▸ ASSIGNED TASK:
In the records below, which lines include "kind"? Copy them.

Element data from apps and pages:
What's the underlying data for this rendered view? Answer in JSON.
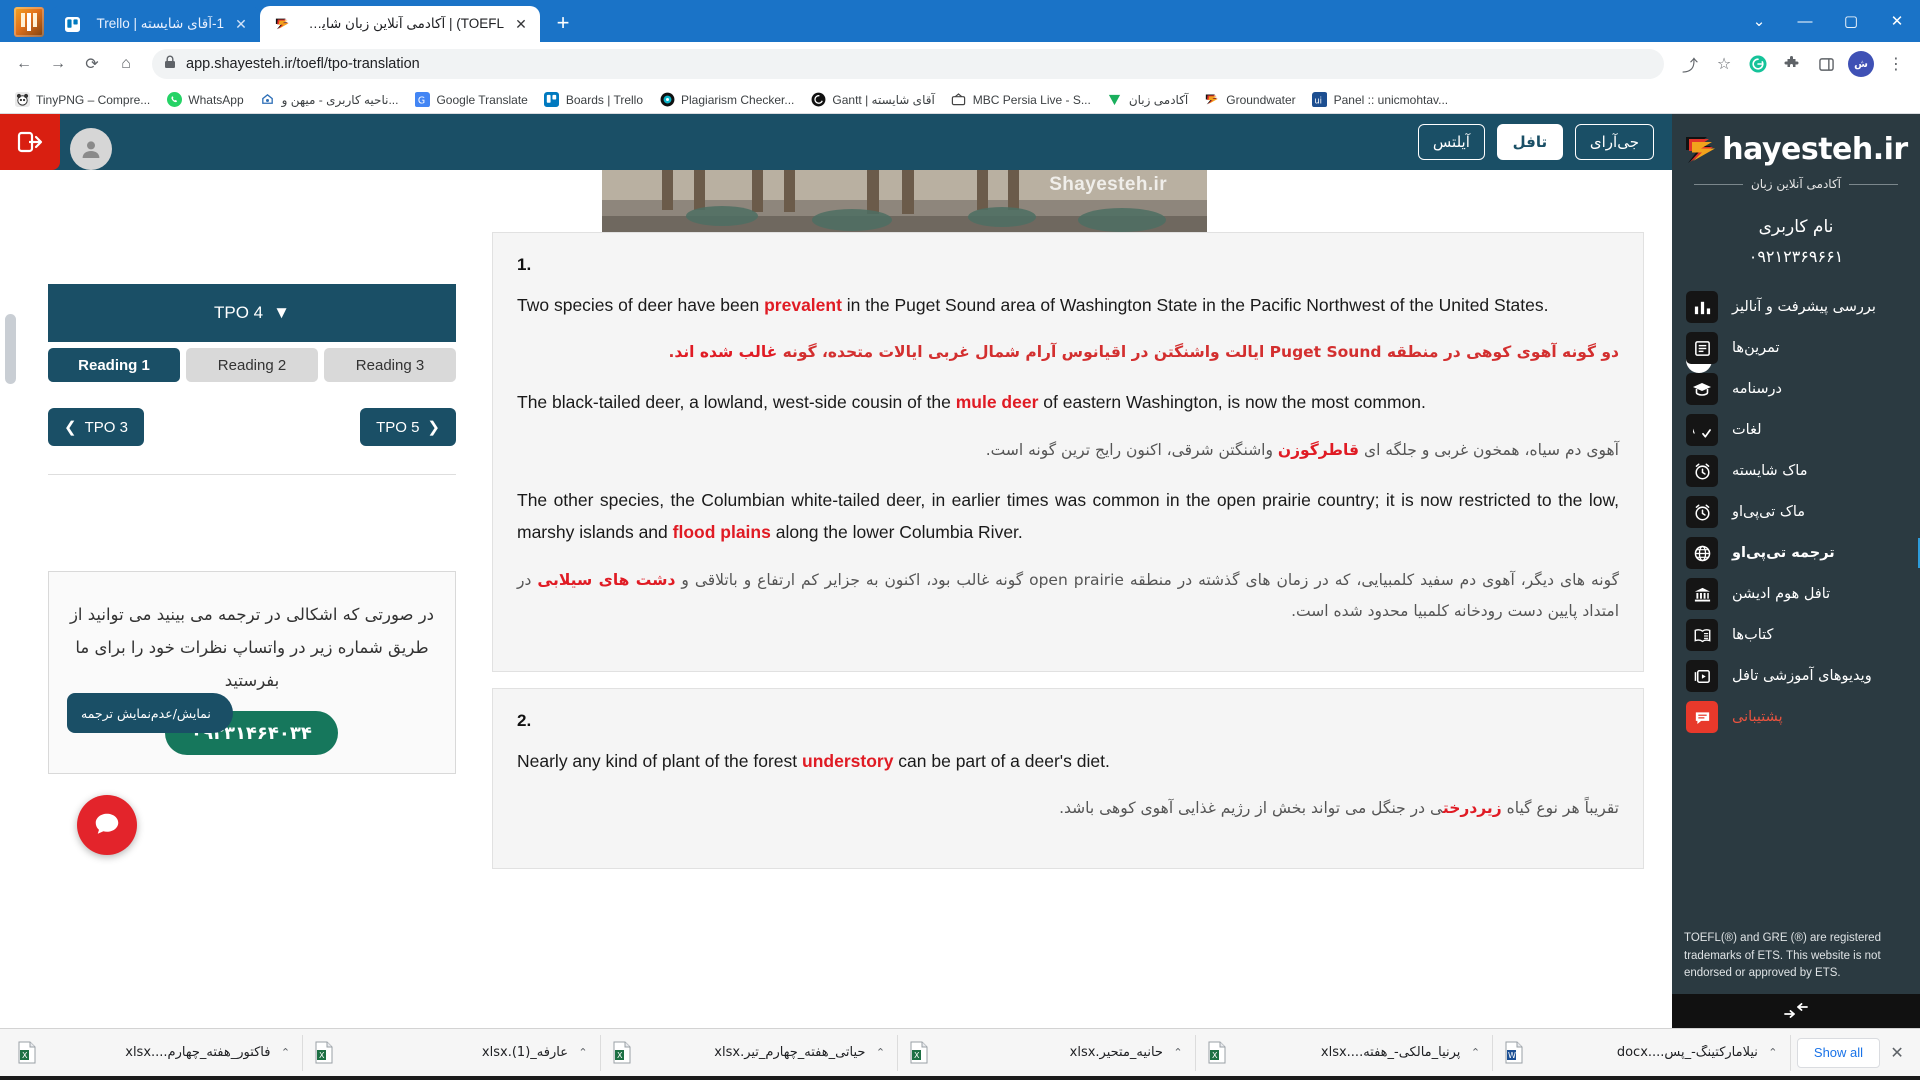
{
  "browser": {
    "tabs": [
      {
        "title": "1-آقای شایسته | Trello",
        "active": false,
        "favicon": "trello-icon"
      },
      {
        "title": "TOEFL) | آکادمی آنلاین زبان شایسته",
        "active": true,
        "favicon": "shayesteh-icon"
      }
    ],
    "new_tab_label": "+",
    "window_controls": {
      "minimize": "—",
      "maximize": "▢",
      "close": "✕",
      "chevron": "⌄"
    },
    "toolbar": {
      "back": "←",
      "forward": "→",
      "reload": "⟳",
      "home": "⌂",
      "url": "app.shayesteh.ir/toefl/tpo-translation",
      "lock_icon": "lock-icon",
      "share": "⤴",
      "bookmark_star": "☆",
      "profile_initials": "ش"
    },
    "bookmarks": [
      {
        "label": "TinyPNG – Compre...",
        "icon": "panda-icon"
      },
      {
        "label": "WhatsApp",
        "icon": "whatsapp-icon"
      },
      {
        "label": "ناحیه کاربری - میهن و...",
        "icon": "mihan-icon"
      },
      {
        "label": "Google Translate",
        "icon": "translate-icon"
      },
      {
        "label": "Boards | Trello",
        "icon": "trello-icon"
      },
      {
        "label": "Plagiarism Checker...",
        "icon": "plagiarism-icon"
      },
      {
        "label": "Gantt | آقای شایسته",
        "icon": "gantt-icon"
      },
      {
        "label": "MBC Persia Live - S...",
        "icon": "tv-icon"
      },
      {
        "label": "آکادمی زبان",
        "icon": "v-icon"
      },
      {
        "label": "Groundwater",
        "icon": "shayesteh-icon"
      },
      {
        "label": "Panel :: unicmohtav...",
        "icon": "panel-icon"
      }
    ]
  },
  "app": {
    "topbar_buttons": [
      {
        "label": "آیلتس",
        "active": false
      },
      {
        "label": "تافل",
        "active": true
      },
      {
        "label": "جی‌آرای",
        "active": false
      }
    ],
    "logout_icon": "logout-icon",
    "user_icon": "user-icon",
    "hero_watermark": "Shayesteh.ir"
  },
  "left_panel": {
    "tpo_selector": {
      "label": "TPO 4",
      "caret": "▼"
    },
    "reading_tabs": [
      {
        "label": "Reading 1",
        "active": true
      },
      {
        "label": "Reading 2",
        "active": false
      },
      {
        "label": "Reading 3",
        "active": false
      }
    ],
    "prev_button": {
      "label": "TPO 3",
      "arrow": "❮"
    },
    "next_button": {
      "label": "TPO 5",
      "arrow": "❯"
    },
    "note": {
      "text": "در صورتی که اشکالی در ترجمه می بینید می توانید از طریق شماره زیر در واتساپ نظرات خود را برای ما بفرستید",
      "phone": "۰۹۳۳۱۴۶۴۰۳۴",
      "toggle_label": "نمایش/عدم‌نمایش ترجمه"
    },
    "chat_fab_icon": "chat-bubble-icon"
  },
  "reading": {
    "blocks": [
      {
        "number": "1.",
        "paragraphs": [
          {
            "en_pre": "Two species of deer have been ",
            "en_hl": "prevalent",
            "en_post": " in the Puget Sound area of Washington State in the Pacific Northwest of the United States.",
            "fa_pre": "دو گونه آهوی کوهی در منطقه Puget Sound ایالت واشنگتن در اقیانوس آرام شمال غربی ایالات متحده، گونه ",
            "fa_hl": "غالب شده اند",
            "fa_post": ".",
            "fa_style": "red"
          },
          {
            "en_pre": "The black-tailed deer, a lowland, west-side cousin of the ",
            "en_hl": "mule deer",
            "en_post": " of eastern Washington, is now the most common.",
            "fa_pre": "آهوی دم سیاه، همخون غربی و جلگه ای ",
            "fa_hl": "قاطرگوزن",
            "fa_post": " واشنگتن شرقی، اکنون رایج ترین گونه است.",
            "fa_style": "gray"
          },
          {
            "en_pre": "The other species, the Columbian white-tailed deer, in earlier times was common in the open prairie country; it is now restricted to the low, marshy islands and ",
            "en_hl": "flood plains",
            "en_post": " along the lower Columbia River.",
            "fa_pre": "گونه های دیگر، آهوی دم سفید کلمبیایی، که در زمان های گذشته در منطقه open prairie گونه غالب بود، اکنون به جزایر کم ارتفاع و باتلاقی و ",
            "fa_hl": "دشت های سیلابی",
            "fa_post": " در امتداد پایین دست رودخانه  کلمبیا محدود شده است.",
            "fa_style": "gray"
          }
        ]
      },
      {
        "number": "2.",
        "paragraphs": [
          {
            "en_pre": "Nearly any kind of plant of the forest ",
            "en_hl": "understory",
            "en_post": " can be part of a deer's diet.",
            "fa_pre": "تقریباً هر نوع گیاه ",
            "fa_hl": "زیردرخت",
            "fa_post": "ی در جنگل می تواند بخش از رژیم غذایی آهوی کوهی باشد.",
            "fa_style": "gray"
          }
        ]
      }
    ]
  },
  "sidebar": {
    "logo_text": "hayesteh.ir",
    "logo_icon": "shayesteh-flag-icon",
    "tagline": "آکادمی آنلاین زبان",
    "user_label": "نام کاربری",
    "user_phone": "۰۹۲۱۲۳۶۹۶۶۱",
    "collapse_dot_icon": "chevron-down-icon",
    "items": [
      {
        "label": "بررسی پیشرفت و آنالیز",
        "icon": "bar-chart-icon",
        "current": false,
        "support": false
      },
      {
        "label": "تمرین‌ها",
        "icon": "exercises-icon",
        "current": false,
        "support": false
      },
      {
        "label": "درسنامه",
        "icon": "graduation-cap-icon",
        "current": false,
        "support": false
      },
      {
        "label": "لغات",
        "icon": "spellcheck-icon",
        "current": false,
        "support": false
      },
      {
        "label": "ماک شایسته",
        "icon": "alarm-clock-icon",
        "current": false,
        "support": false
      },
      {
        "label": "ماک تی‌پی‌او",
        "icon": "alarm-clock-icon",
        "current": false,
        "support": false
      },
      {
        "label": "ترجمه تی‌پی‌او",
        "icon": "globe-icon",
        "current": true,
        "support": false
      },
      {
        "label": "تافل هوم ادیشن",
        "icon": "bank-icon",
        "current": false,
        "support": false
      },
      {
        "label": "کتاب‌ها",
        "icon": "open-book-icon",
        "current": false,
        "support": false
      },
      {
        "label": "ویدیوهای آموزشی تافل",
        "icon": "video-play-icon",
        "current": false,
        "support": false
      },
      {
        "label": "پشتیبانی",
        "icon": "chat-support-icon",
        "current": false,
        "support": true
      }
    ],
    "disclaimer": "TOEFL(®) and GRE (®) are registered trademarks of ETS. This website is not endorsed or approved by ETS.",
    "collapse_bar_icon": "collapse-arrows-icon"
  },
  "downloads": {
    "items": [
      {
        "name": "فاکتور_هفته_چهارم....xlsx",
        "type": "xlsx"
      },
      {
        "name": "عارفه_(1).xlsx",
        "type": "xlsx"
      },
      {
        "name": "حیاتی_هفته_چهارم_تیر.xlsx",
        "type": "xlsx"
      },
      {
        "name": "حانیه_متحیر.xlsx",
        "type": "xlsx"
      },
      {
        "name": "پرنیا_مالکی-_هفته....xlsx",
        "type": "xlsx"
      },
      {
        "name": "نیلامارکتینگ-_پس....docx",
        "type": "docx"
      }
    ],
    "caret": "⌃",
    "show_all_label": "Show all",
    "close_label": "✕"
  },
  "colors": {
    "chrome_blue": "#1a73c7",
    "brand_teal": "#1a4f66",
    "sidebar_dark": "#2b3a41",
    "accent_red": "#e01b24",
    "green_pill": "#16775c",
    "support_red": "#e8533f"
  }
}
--
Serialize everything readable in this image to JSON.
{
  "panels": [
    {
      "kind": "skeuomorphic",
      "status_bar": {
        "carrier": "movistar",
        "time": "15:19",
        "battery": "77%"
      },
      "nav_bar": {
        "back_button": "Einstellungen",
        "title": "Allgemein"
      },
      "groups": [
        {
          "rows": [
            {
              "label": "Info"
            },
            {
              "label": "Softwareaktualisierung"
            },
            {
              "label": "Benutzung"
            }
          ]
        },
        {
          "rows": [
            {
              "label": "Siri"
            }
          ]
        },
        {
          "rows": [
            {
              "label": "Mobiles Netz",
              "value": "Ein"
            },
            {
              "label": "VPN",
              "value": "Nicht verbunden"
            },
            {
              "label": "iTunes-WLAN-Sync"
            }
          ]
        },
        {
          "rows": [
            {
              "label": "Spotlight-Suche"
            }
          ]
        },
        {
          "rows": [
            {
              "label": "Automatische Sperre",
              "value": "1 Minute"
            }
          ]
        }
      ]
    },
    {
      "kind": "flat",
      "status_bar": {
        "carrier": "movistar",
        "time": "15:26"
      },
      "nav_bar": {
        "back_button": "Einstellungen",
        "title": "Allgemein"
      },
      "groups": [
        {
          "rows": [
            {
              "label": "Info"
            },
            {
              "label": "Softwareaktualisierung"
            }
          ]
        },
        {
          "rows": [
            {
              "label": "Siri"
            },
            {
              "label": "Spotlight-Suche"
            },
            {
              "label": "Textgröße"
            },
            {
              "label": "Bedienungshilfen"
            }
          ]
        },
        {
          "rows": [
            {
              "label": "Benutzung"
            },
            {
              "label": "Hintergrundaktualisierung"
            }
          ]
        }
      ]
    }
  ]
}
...
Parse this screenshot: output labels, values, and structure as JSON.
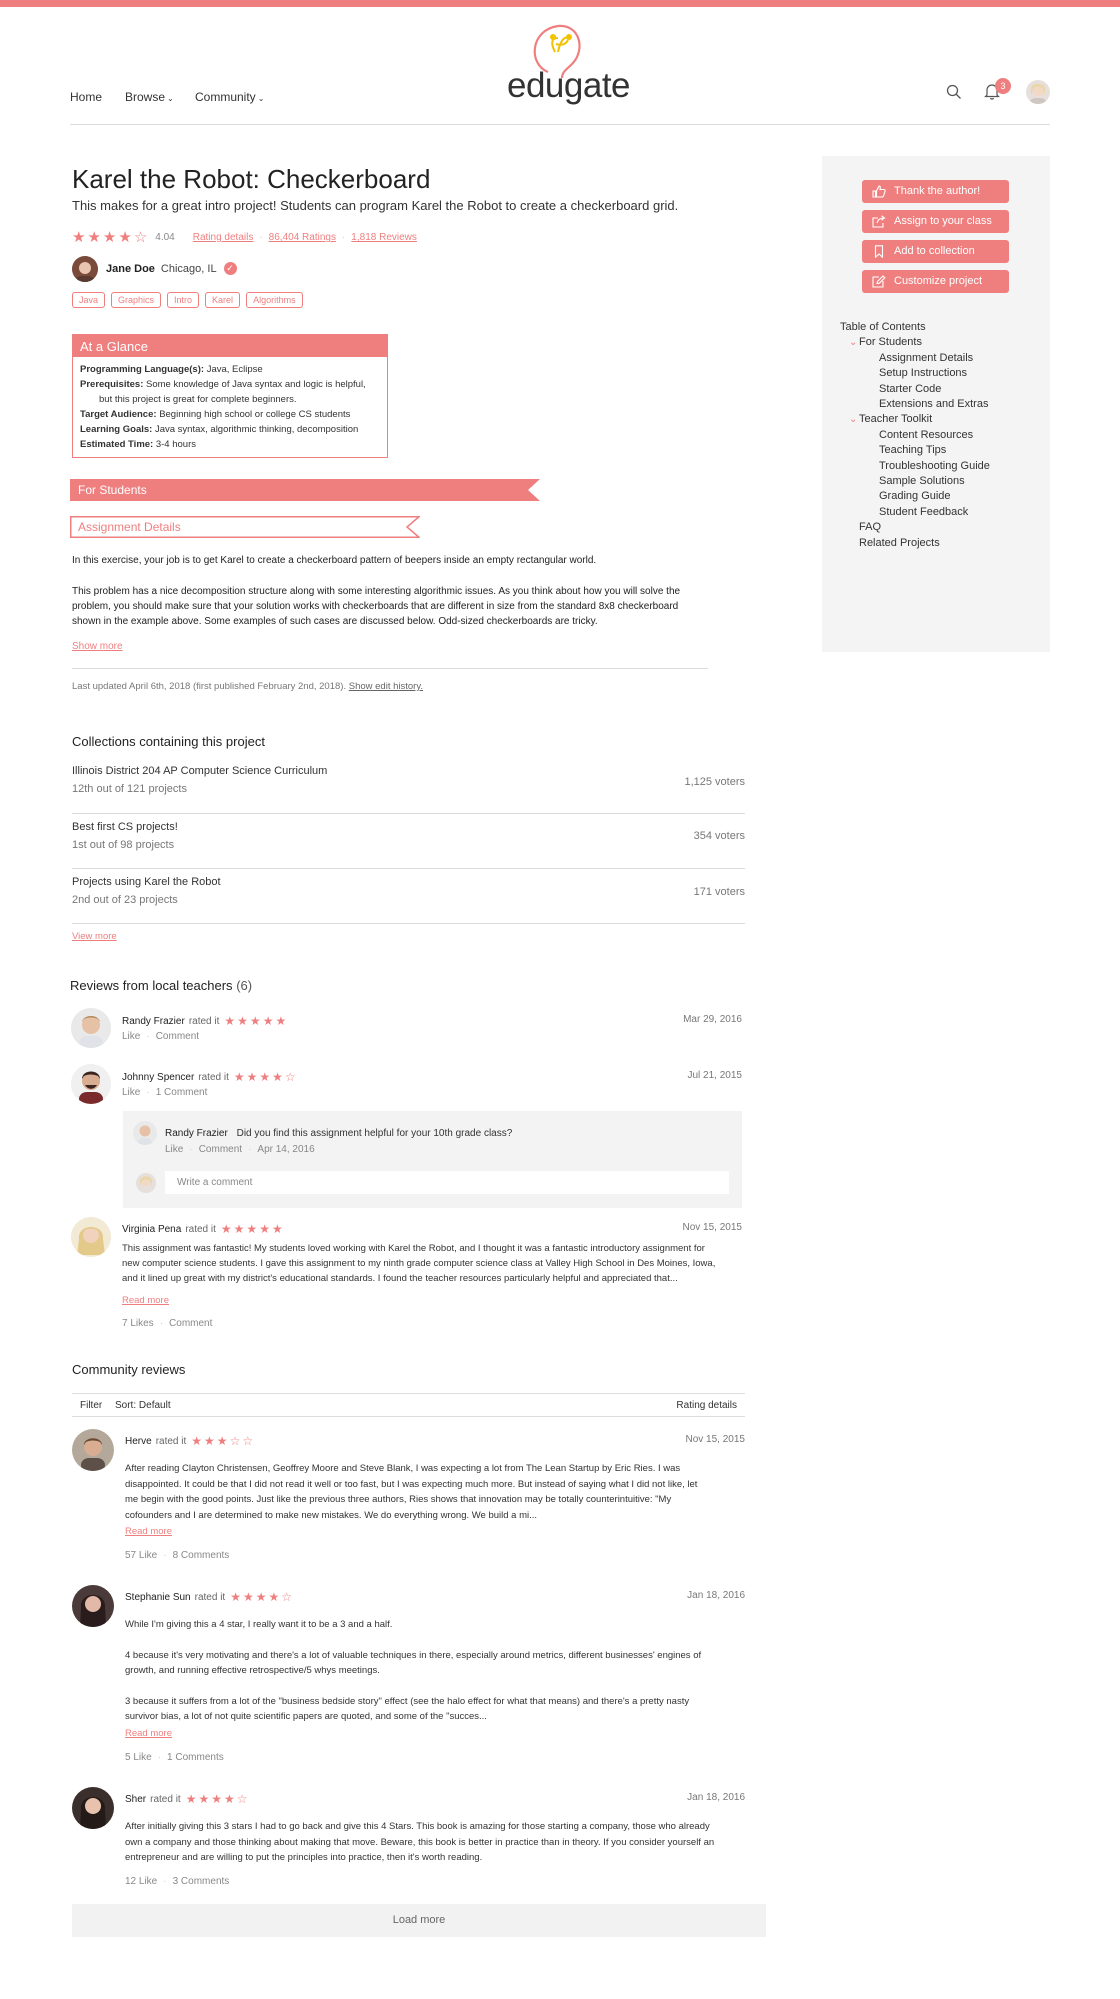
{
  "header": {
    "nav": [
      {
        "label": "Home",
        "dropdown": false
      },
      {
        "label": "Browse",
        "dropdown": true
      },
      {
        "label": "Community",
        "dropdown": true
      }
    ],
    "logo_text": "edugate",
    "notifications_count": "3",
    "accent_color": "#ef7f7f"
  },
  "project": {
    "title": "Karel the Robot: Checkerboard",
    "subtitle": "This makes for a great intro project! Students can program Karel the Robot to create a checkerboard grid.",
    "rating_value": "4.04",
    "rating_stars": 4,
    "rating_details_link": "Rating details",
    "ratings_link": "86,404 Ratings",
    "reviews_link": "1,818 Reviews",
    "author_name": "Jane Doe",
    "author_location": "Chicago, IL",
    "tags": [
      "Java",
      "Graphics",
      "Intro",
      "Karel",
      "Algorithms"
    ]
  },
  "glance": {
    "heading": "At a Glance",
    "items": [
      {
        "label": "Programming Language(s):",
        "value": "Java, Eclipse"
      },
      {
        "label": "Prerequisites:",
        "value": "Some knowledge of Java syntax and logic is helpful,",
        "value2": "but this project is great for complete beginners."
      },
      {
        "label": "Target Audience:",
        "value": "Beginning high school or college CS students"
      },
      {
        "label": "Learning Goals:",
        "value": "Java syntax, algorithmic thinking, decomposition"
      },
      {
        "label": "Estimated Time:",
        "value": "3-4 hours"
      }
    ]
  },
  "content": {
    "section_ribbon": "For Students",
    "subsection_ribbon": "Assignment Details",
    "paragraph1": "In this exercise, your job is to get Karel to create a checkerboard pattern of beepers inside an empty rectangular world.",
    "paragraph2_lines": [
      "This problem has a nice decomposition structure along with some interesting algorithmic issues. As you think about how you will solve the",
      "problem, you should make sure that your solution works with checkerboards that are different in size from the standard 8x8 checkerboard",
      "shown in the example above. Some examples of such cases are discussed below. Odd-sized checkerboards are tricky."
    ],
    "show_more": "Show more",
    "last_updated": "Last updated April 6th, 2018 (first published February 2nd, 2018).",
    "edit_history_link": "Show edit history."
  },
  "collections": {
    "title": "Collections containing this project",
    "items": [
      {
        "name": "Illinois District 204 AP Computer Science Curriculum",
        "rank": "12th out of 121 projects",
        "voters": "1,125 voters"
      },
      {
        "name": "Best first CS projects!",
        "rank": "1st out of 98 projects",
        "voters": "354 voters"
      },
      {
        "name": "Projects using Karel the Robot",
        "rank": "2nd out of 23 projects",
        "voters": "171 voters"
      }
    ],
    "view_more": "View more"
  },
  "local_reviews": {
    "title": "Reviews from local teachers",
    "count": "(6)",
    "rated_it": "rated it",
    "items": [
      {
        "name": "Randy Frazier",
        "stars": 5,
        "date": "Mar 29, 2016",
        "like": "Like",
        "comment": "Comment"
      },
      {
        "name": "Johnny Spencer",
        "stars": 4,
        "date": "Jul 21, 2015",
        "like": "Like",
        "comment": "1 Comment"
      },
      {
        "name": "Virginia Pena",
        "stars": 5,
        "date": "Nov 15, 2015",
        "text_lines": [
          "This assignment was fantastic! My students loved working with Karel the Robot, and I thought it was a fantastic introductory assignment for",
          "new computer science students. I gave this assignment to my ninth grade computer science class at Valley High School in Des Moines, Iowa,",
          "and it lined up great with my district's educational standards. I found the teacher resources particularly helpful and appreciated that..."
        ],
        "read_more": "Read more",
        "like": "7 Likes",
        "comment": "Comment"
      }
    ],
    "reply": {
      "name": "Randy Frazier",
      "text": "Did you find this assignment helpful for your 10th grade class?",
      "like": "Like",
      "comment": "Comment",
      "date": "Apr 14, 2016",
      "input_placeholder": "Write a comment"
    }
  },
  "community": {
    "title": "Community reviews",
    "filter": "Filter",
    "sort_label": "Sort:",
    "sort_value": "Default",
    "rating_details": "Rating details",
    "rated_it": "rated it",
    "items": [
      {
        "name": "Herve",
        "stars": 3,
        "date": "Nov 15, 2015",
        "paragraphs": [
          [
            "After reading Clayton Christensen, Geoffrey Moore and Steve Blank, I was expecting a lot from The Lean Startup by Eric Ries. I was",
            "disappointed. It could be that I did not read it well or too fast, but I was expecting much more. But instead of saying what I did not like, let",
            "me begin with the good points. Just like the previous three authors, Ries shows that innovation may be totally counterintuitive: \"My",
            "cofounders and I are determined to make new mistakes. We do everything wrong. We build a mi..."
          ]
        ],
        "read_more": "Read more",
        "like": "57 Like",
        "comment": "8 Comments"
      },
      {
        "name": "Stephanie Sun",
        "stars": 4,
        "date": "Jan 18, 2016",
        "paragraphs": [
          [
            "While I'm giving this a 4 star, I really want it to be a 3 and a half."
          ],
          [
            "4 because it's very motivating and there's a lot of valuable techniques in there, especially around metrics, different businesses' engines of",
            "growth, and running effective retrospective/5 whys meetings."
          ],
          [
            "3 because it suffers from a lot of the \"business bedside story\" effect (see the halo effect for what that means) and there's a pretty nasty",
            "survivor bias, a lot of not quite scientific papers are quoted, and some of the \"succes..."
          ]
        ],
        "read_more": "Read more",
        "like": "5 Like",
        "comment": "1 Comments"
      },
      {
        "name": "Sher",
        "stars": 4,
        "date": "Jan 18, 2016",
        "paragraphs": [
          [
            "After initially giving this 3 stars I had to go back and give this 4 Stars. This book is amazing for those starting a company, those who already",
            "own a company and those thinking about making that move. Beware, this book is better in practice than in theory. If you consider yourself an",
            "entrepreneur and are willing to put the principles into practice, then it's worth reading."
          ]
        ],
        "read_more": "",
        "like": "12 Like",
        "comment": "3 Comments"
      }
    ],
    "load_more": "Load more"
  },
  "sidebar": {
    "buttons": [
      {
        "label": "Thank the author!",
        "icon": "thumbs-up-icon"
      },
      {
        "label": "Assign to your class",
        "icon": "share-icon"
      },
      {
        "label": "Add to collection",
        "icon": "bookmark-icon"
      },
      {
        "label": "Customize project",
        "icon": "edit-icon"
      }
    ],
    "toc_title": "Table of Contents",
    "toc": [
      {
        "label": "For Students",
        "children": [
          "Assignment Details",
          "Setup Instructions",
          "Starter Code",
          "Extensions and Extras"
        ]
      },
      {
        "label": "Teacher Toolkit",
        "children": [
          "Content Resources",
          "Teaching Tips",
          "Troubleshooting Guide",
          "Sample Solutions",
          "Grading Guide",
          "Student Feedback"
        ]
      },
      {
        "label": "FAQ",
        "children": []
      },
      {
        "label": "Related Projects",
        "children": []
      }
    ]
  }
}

▸ ANSWER TO THIS TASK:
            "en_pre": "Nearly any kind of plant of the forest ",
      "kind": "skeuomorphic",
      "kind": "flat",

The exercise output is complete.